Your correspondant goes on to claim that Conroy's comment about possibly filtering peer-to-peer traffic amounted to a plan to block all BitTorrents, then goes and quotes one legitimate BitTorrent user to get a reaction to the inaccurate conclusion. All of it is garbage.

Meanwhile if Stilgherrian really believes his rhetoric on censorship let's see him start a campaign to have all Refused Classification material allowed into Australia as X+ because - using his logic - existing restrictions won't guarantee that none of it will get in.

The DE Blog Ends (wih a whimper)

Well - the DBCDE blog ended just before Christmas. It was nice to receive acknowledgment on the last post for my efforts. Pity they didn't link to my blog rather than just one of the posts though.

Dave Bath and Sam D both were deserving of that recognition though. Dave gave a good summary of the failings of the blog in general though. I must check his references to the AGIMO work on blogs and consultation.

It is a pity though that most of the coverage of australia and the Digital Economy continues to be about filtering. HotSearch picked up that the blog was swamped with filtering stories. Meanwhile Arts Technica picked up on the leaked then released report on filtering that was the diversion at the end of the year, while UbNews picked up Conroy's comment that the Government would look at peer-to-peer filtering as well.

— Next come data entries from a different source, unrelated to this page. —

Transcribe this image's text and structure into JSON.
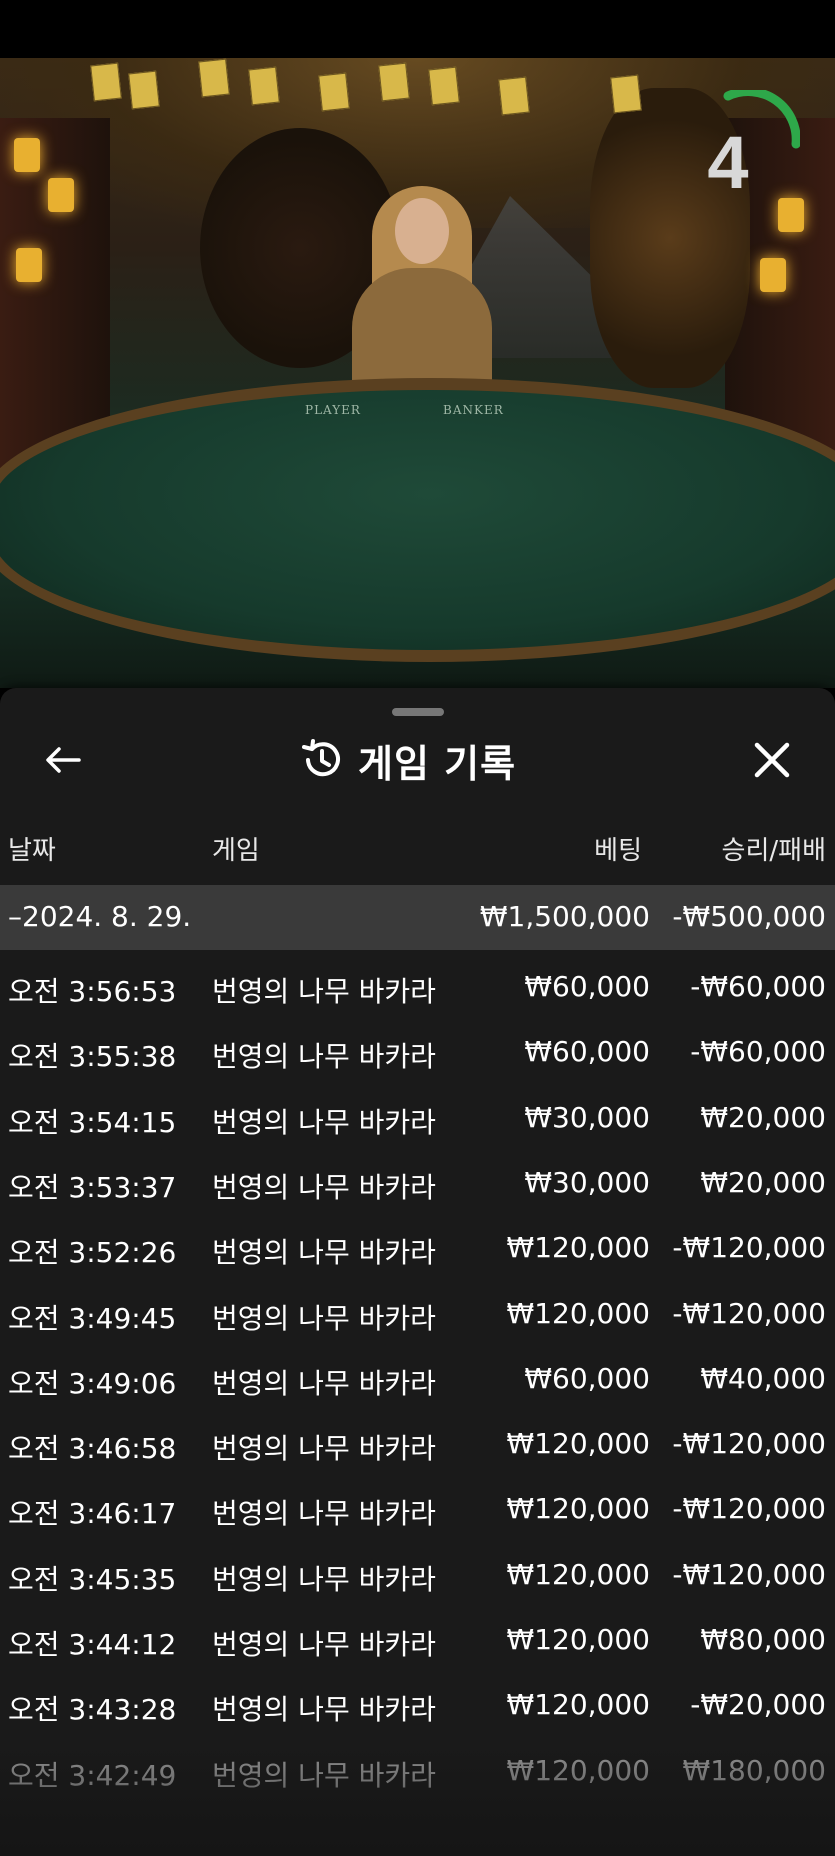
{
  "video": {
    "countdown": "4",
    "table_labels": {
      "player": "PLAYER",
      "banker": "BANKER"
    }
  },
  "panel": {
    "title": "게임 기록",
    "columns": {
      "date": "날짜",
      "game": "게임",
      "bet": "베팅",
      "result": "승리/패배"
    },
    "summary": {
      "date": "–2024. 8. 29.",
      "bet": "₩1,500,000",
      "result": "-₩500,000"
    },
    "rows": [
      {
        "time": "오전 3:56:53",
        "game": "번영의 나무 바카라",
        "bet": "₩60,000",
        "result": "-₩60,000"
      },
      {
        "time": "오전 3:55:38",
        "game": "번영의 나무 바카라",
        "bet": "₩60,000",
        "result": "-₩60,000"
      },
      {
        "time": "오전 3:54:15",
        "game": "번영의 나무 바카라",
        "bet": "₩30,000",
        "result": "₩20,000"
      },
      {
        "time": "오전 3:53:37",
        "game": "번영의 나무 바카라",
        "bet": "₩30,000",
        "result": "₩20,000"
      },
      {
        "time": "오전 3:52:26",
        "game": "번영의 나무 바카라",
        "bet": "₩120,000",
        "result": "-₩120,000"
      },
      {
        "time": "오전 3:49:45",
        "game": "번영의 나무 바카라",
        "bet": "₩120,000",
        "result": "-₩120,000"
      },
      {
        "time": "오전 3:49:06",
        "game": "번영의 나무 바카라",
        "bet": "₩60,000",
        "result": "₩40,000"
      },
      {
        "time": "오전 3:46:58",
        "game": "번영의 나무 바카라",
        "bet": "₩120,000",
        "result": "-₩120,000"
      },
      {
        "time": "오전 3:46:17",
        "game": "번영의 나무 바카라",
        "bet": "₩120,000",
        "result": "-₩120,000"
      },
      {
        "time": "오전 3:45:35",
        "game": "번영의 나무 바카라",
        "bet": "₩120,000",
        "result": "-₩120,000"
      },
      {
        "time": "오전 3:44:12",
        "game": "번영의 나무 바카라",
        "bet": "₩120,000",
        "result": "₩80,000"
      },
      {
        "time": "오전 3:43:28",
        "game": "번영의 나무 바카라",
        "bet": "₩120,000",
        "result": "-₩20,000"
      },
      {
        "time": "오전 3:42:49",
        "game": "번영의 나무 바카라",
        "bet": "₩120,000",
        "result": "₩180,000"
      }
    ]
  },
  "icons": {
    "back": "arrow-left-icon",
    "history": "history-clock-icon",
    "close": "close-icon"
  },
  "colors": {
    "panel_bg": "#1a1a1a",
    "summary_bg": "#3a3a3a",
    "timer_green": "#2ea84a",
    "text": "#ffffff"
  }
}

Even the The Minneapolis Star Tribune got into the act.

It ultimately is a pity that the discussion paper released by the Department did show that the blog was just the discussion paper released in pieces (though a different order).